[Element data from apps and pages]
--*--

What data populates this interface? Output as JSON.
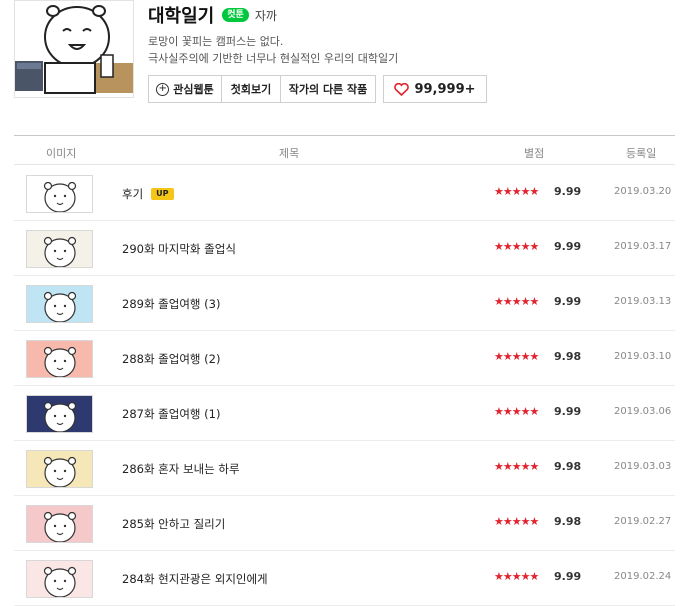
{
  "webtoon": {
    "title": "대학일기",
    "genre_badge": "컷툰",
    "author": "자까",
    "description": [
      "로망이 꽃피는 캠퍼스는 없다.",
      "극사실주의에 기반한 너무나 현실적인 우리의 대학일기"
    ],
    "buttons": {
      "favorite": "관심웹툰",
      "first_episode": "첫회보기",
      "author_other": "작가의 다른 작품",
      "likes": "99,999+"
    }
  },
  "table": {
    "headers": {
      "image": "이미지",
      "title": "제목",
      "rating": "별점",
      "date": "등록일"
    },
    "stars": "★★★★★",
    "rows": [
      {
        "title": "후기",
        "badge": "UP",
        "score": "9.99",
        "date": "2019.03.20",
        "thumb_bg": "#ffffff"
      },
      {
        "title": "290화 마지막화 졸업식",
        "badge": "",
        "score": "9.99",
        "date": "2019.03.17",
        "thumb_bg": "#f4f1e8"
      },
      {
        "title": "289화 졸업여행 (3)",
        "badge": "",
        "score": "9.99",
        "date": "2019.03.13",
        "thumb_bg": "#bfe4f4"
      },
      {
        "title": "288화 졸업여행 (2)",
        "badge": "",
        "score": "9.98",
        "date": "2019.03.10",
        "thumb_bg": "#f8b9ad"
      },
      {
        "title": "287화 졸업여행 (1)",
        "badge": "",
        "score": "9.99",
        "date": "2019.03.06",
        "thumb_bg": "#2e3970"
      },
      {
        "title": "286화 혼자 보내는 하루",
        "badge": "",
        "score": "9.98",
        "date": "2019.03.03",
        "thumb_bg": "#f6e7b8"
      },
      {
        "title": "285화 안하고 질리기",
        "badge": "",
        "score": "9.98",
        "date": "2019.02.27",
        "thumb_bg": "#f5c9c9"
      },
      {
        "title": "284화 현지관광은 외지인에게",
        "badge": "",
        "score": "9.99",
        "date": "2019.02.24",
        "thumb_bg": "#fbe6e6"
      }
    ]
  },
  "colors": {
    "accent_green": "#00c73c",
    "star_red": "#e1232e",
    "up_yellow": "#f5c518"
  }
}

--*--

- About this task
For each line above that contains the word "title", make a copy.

- Answer box
    "title": "대학일기",
      "title": "제목",
        "title": "후기",
        "title": "290화 마지막화 졸업식",
        "title": "289화 졸업여행 (3)",
        "title": "288화 졸업여행 (2)",
        "title": "287화 졸업여행 (1)",
        "title": "286화 혼자 보내는 하루",
        "title": "285화 안하고 질리기",
        "title": "284화 현지관광은 외지인에게",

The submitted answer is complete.